In Klose, supra, the husband claimed that three investment accounts created during the marriage were formed with personal savings he had acquired from his employment back to 1954 and therefore should be his nonmarital property. The evidence showed that the total wages he earned prior to the marriage was $333,695 and the investment accounts totaled $1,551,689.92 at the time of trial. 2023 IL App (1st) 192253 at ¶24. The husband conceded at trial that there was no way to trace the funds because there was commingling with marital earnings, but he argued that his testimony alone was enough to establish their nonmarital character without documentary evidence regarding the source of funds. He relied on In re Marriage of Henke, 313 Ill.App.3d 159, 728 N.E.2d 1137, 245 Ill.Dec. 780 (2d Dist. 2000), for the premise that the lack of documentary evidence does not preclude a party from rebutting the marital property presumption. 2023 IL App (1st) 192253 at ¶26. However, his reliance was misplaced because Henke was essentially a reimbursement issue, not a characterization issue. The appellate court affirmed the trial court’s ruling and held that, given the lack of documentation regarding the source of the funds used to establish the accounts during the marriage, the husband’s testimony alone was not enough to rebut the presumption of marital property.

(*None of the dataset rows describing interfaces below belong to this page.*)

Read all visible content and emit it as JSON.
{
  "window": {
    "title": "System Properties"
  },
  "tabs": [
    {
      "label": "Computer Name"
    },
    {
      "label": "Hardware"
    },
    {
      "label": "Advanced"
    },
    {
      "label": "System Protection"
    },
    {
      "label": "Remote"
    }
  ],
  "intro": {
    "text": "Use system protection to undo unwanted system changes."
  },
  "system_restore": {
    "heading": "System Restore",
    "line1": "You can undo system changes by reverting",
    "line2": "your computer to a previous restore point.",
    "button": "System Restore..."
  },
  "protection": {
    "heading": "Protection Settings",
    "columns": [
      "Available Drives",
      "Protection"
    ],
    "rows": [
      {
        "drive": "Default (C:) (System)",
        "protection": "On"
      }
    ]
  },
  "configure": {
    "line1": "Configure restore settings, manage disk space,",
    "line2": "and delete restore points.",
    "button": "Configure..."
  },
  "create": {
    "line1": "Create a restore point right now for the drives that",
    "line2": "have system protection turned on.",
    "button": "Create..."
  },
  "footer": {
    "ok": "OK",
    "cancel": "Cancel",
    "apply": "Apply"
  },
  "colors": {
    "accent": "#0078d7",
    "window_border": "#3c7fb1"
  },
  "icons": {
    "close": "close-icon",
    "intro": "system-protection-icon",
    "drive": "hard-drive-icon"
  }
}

Trial Court Did Not Abuse Its Discretion in Clarifying Its Judgment 30 Days After Entry of Judgment
In Klose, supra, the wife filed a motion to clarify the judgment under §2-1401 of the Code of Civil Procedure, 735 ILCS 5/1-101, et seq., requesting the trial court to clarify how it was treating $222,045.76 that the husband had withdrawn from his retirement account during the pendency of the case as applied to the overall distribution of property, which was at issue. The trial court clarified the judgment and awarded the wife 50 percent of such funds, which was consistent with its overall allocation of marital property. The husband appealed, claiming the trial court had lost jurisdiction to modify the judgment after 30 days from its entry. The appellate court held that the trial court’s order was not a modification of the property allocation but akin to enforcement because it essentially distributed the funds in accordance with its overall property allocation.